[App and web page records]
::::

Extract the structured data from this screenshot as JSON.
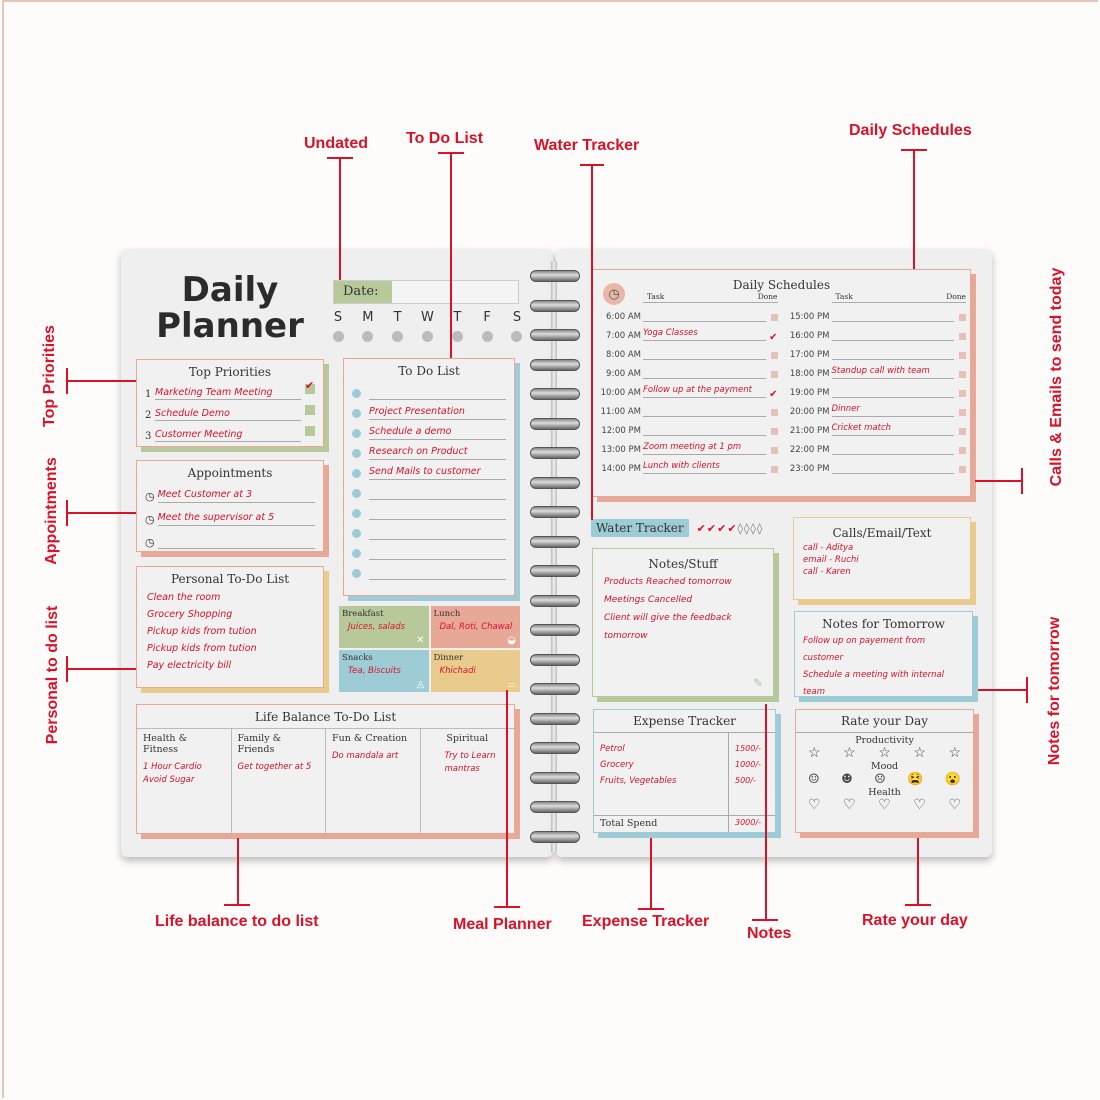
{
  "callouts": {
    "undated": "Undated",
    "to_do_list": "To Do List",
    "water_tracker": "Water Tracker",
    "daily_schedules": "Daily Schedules",
    "top_priorities": "Top Priorities",
    "appointments": "Appointments",
    "personal_to_do": "Personal to do list",
    "calls_emails": "Calls & Emails to send today",
    "notes_for_tomorrow": "Notes for tomorrow",
    "life_balance": "Life balance to do list",
    "meal_planner": "Meal Planner",
    "expense_tracker": "Expense Tracker",
    "notes": "Notes",
    "rate_your_day": "Rate your day"
  },
  "left_page": {
    "title_line1": "Daily",
    "title_line2": "Planner",
    "date_label": "Date:",
    "weekdays": [
      "S",
      "M",
      "T",
      "W",
      "T",
      "F",
      "S"
    ],
    "top_priorities": {
      "title": "Top Priorities",
      "items": [
        {
          "num": "1",
          "text": "Marketing Team Meeting",
          "done": true
        },
        {
          "num": "2",
          "text": "Schedule Demo",
          "done": false
        },
        {
          "num": "3",
          "text": "Customer Meeting",
          "done": false
        }
      ]
    },
    "appointments": {
      "title": "Appointments",
      "items": [
        "Meet Customer at 3",
        "Meet the supervisor at 5",
        ""
      ]
    },
    "personal_todo": {
      "title": "Personal To-Do List",
      "items": [
        "Clean the room",
        "Grocery Shopping",
        "Pickup kids from tution",
        "Pickup kids from tution",
        "Pay electricity bill"
      ]
    },
    "todo": {
      "title": "To Do List",
      "items": [
        "",
        "Project Presentation",
        "Schedule a demo",
        "Research on Product",
        "Send Mails to customer",
        "",
        "",
        "",
        "",
        ""
      ]
    },
    "meals": [
      {
        "label": "Breakfast",
        "text": "Juices, salads",
        "color": "#b7c89a",
        "icon": "fork-knife-icon"
      },
      {
        "label": "Lunch",
        "text": "Dal, Roti, Chawal",
        "color": "#e8a898",
        "icon": "bowl-icon"
      },
      {
        "label": "Snacks",
        "text": "Tea, Biscuits",
        "color": "#9dcbd6",
        "icon": "snack-icon"
      },
      {
        "label": "Dinner",
        "text": "Khichadi",
        "color": "#e8cb8d",
        "icon": "cloche-icon"
      }
    ],
    "life_balance": {
      "title": "Life Balance To-Do List",
      "columns": [
        {
          "header": "Health & Fitness",
          "items": [
            "1 Hour Cardio",
            "Avoid Sugar"
          ]
        },
        {
          "header": "Family & Friends",
          "items": [
            "Get together at 5"
          ]
        },
        {
          "header": "Fun & Creation",
          "items": [
            "Do mandala art"
          ]
        },
        {
          "header": "Spiritual",
          "items": [
            "Try to Learn mantras"
          ]
        }
      ]
    }
  },
  "right_page": {
    "schedules": {
      "title": "Daily Schedules",
      "task_header": "Task",
      "done_header": "Done",
      "left": [
        {
          "time": "6:00 AM",
          "task": "",
          "done": false
        },
        {
          "time": "7:00 AM",
          "task": "Yoga Classes",
          "done": true
        },
        {
          "time": "8:00 AM",
          "task": "",
          "done": false
        },
        {
          "time": "9:00 AM",
          "task": "",
          "done": false
        },
        {
          "time": "10:00 AM",
          "task": "Follow up at the payment",
          "done": true
        },
        {
          "time": "11:00 AM",
          "task": "",
          "done": false
        },
        {
          "time": "12:00 PM",
          "task": "",
          "done": false
        },
        {
          "time": "13:00 PM",
          "task": "Zoom meeting at 1 pm",
          "done": false
        },
        {
          "time": "14:00 PM",
          "task": "Lunch with clients",
          "done": false
        }
      ],
      "right": [
        {
          "time": "15:00 PM",
          "task": "",
          "done": false
        },
        {
          "time": "16:00 PM",
          "task": "",
          "done": false
        },
        {
          "time": "17:00 PM",
          "task": "",
          "done": false
        },
        {
          "time": "18:00 PM",
          "task": "Standup call with team",
          "done": false
        },
        {
          "time": "19:00 PM",
          "task": "",
          "done": false
        },
        {
          "time": "20:00 PM",
          "task": "Dinner",
          "done": false
        },
        {
          "time": "21:00 PM",
          "task": "Cricket match",
          "done": false
        },
        {
          "time": "22:00 PM",
          "task": "",
          "done": false
        },
        {
          "time": "23:00 PM",
          "task": "",
          "done": false
        }
      ]
    },
    "water": {
      "label": "Water Tracker",
      "total": 8,
      "filled": 4
    },
    "calls": {
      "title": "Calls/Email/Text",
      "items": [
        "call - Aditya",
        "email - Ruchi",
        "call - Karen"
      ]
    },
    "notes": {
      "title": "Notes/Stuff",
      "items": [
        "Products Reached tomorrow",
        "Meetings Cancelled",
        "Client will give the feedback tomorrow"
      ]
    },
    "notes_tomorrow": {
      "title": "Notes for Tomorrow",
      "items": [
        "Follow up on payement from customer",
        "Schedule a meeting with internal team"
      ]
    },
    "expense": {
      "title": "Expense Tracker",
      "items": [
        {
          "name": "Petrol",
          "amount": "1500/-"
        },
        {
          "name": "Grocery",
          "amount": "1000/-"
        },
        {
          "name": "Fruits, Vegetables",
          "amount": "500/-"
        }
      ],
      "total_label": "Total Spend",
      "total": "3000/-"
    },
    "rate": {
      "title": "Rate your Day",
      "productivity_label": "Productivity",
      "mood_label": "Mood",
      "health_label": "Health",
      "stars": [
        "☆",
        "☆",
        "☆",
        "☆",
        "☆"
      ],
      "moods": [
        "☺",
        "☻",
        "☹",
        "😫",
        "😮"
      ],
      "hearts": [
        "♡",
        "♡",
        "♡",
        "♡",
        "♡"
      ]
    }
  },
  "colors": {
    "accent": "#d9122a",
    "green": "#b7c89a",
    "salmon": "#e8a898",
    "blue": "#9dcbd6",
    "yellow": "#e8cb8d"
  }
}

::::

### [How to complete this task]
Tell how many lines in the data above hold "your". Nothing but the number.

### [Task output]
2